By Sato Kei and Kaite Yusuke
Nuclear disarmament and nuclear non-proliferation through the Treaty on the Non-Proliferation of Nuclear Weapons (NPT) have been an important goal of the Japanese government and the lifework of Prime Minister Kishida Fumio, who is considering addressing by video the next NPT Review Conference. If, however, the current global situation prevents the conference from producing a meaningful result, widening the schism between nuclear and non-nuclear powers, Japan’s standing as a self-appointed “intermediary” between these nations would be undermined.
“I hear that many have expressed concern that the Review Conference will fail once again and that no consensus outcome document will be adopted. This is not a time, however, for us to sit idly by in the face of this harsh reality.”
Kishida spoke with passion about adopting a final document at an online conference held on Dec. 9 to discuss nuclear disarmament.
Kishida was born in Hiroshima, where an atomic bomb was dropped, and he is a strong advocate of nuclear disarmament. Much of Kishida’s speech at the online meeting was prepared by the premier himself, and government officials say that his remarks were testimony to his resolve. In his remarks, Kishida stressed Japan’s role to the meeting’s participants, including [Gustavo] Zlauvinen from Argentine who will chair the Review Conference, by saying that Japan, as the only country to have ever suffered atomic bombings during war, should lead countries with divergent views to overcome their differences and cooperate with one other by involving nuclear-weapon States.
The last Review Conference ended without adopting a final document, leaving the world without a clear path to nuclear disarmament and non-proliferation. This led to the Treaty on the Prohibition of Nuclear Weapons, which no nuclear powers signed. The Japanese government maintained a cautious stance toward the treaty, with Kishida repeatedly stating: “The realistic way [to achieve nuclear disarmament] is to act through the NPT whose participants include nations that possess nuclear weapons.” To reinforce the NPT framework, Kishida plans to seek ways for nuclear and non-nuclear powers to “cooperate” under Japan’s leadership at the Review Conference.
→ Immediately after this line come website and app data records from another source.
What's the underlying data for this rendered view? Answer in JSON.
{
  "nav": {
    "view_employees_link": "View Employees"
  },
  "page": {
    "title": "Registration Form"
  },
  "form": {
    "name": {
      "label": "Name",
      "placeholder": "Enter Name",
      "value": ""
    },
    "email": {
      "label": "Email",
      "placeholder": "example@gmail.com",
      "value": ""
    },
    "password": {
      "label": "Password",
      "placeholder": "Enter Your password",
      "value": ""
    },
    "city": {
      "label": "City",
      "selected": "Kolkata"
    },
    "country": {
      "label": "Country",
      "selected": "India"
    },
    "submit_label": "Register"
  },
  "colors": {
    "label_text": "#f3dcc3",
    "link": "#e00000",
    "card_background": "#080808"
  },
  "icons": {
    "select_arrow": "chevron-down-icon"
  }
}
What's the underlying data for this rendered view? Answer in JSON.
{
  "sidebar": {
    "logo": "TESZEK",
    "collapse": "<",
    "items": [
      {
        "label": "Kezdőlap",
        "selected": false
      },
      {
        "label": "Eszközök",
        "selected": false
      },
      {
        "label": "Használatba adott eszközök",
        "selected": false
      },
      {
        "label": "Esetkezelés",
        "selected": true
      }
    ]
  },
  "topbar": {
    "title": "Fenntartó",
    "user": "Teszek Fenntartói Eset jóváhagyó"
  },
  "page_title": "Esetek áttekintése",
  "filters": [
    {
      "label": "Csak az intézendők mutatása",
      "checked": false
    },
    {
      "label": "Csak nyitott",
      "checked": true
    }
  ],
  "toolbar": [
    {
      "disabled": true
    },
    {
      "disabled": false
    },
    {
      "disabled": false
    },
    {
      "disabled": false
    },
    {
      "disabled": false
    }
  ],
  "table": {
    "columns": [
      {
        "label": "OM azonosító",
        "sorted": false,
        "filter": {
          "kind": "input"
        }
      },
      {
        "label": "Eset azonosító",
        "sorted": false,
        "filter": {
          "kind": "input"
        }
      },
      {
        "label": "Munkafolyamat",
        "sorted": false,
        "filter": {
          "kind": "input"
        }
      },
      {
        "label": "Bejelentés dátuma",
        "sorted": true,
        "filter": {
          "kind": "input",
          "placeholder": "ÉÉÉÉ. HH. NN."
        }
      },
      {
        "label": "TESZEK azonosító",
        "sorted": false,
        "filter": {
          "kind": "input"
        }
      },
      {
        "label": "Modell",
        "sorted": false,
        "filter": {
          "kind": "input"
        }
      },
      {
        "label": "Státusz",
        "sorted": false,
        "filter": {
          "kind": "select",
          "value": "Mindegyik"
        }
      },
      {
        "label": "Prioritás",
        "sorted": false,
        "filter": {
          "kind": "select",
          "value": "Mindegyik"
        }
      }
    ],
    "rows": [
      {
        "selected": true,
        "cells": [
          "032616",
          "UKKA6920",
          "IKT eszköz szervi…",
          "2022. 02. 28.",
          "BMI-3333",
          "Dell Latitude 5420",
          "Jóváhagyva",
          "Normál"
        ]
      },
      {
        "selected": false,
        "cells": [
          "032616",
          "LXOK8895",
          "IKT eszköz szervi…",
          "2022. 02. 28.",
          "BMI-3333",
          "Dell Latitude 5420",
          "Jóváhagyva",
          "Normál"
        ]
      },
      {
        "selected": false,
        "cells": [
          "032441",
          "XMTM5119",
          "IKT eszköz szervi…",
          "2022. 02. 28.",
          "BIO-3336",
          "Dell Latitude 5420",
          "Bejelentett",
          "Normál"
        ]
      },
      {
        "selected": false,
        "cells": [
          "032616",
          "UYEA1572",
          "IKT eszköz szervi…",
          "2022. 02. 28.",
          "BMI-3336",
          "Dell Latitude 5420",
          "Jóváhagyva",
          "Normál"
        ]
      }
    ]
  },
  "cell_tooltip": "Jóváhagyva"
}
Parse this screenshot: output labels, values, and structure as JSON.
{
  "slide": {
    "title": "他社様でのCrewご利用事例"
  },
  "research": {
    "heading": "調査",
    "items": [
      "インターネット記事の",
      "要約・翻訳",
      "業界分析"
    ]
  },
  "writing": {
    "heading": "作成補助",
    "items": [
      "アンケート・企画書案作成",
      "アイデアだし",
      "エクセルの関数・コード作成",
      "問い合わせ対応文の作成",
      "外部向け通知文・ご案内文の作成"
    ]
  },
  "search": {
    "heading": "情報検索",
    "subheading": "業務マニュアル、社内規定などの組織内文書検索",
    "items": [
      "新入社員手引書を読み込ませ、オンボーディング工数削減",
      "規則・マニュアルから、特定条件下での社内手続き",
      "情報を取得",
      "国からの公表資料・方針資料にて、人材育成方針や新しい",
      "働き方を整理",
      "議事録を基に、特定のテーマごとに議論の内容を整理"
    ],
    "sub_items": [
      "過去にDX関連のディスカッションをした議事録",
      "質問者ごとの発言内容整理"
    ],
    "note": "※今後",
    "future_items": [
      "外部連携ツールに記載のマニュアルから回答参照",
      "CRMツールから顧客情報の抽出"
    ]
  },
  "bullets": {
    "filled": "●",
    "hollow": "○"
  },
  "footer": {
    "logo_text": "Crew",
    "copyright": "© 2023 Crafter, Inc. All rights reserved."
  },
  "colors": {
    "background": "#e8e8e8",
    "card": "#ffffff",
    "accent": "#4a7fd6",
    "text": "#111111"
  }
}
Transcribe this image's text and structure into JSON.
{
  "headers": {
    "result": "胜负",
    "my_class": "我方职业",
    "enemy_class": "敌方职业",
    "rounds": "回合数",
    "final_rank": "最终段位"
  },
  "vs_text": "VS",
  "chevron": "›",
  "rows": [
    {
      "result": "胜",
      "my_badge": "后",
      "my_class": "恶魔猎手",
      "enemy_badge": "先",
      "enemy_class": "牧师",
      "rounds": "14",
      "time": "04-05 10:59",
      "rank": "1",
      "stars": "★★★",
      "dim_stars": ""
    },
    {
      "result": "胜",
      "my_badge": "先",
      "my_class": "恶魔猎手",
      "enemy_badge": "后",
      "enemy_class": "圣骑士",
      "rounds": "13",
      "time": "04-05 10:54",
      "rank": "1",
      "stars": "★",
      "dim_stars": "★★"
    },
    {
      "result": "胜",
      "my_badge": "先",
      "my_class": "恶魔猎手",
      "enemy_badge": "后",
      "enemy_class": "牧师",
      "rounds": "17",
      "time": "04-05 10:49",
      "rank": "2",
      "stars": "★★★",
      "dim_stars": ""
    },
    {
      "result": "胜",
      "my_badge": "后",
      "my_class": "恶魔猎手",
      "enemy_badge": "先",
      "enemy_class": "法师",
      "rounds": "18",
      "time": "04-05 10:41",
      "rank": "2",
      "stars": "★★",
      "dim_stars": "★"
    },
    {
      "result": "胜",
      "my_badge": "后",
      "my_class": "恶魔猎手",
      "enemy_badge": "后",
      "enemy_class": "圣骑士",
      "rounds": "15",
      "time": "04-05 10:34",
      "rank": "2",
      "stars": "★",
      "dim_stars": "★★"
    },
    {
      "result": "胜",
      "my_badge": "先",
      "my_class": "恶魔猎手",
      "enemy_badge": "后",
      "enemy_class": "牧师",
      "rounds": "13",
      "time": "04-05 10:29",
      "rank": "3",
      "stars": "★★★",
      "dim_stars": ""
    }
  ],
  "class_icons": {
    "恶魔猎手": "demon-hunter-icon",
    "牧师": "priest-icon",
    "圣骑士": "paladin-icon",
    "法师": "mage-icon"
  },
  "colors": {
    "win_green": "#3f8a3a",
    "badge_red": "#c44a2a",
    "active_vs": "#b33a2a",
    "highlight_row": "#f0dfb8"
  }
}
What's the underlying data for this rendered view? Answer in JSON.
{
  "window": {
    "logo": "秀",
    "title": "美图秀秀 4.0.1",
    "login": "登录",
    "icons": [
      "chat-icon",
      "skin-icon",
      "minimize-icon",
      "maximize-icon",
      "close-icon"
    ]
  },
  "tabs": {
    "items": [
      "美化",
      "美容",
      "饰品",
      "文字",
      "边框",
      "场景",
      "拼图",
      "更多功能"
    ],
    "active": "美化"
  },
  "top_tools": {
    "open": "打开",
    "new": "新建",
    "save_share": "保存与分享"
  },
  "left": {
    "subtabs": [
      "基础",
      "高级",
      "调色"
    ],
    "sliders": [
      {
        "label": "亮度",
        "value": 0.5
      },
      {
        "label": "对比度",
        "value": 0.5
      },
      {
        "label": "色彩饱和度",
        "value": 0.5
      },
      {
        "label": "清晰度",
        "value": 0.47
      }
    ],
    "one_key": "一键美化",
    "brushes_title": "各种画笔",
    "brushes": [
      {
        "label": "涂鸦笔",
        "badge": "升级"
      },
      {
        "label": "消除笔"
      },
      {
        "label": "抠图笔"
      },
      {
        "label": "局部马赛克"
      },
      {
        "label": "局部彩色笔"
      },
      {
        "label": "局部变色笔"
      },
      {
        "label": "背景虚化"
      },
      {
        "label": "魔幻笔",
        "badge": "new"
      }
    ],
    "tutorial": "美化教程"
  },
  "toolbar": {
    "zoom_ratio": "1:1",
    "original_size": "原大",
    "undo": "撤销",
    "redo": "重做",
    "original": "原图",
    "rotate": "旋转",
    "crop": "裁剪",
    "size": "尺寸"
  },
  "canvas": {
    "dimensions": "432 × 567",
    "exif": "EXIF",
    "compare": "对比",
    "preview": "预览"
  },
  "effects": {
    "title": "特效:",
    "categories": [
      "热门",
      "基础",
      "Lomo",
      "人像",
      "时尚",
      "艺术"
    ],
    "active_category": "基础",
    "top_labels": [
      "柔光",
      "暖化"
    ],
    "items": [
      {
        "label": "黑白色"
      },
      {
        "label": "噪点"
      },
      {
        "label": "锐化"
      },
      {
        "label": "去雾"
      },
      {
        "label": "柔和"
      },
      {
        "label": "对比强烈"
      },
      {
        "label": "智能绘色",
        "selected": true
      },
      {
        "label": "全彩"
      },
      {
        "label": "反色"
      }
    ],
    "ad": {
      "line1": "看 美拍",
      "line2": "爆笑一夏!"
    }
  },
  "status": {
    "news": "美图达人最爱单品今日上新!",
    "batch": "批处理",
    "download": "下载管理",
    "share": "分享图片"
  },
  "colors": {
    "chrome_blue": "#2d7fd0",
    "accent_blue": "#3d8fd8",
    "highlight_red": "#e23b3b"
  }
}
The Japanese government strongly hopes to avoid the conference ending in a schism for the second time lest the NPT loses its credibility. “Whatever the content, we must issue a final document,” said a Ministry of Foreign Affairs source who feels a sense of urgency.